Exercise details
In the data below, find each line containing the string "Users" and return it.
*** Material for the task Section Begins ***
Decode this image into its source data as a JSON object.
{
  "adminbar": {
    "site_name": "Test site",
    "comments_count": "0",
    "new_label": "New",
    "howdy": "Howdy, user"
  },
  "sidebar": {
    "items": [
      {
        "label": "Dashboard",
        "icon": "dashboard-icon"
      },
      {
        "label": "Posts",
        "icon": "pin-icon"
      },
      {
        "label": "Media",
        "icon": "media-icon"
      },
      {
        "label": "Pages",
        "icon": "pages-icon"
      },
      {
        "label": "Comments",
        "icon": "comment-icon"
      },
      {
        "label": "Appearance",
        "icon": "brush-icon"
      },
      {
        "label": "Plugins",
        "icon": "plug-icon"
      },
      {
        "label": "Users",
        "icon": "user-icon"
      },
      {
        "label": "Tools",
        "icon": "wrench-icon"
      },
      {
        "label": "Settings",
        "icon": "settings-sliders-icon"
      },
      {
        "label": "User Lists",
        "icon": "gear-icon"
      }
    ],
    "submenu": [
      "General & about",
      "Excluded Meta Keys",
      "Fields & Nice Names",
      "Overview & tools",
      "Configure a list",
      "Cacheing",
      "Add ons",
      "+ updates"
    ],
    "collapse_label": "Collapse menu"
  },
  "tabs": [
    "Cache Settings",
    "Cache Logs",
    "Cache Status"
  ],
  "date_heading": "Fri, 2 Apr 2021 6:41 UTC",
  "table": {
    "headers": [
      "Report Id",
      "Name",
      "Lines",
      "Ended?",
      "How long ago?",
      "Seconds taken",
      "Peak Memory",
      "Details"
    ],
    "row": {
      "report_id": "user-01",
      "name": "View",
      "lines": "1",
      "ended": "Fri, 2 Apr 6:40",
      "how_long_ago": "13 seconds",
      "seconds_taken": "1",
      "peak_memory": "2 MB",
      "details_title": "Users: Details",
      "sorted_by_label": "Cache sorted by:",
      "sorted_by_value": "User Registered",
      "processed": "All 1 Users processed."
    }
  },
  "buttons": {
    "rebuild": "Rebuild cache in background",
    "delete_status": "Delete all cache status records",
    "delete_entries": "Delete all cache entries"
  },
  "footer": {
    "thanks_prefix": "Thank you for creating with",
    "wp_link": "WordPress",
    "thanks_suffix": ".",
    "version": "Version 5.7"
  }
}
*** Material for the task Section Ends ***
Final answer
        "label": "Users",
      "details_title": "Users: Details",
      "processed": "All 1 Users processed."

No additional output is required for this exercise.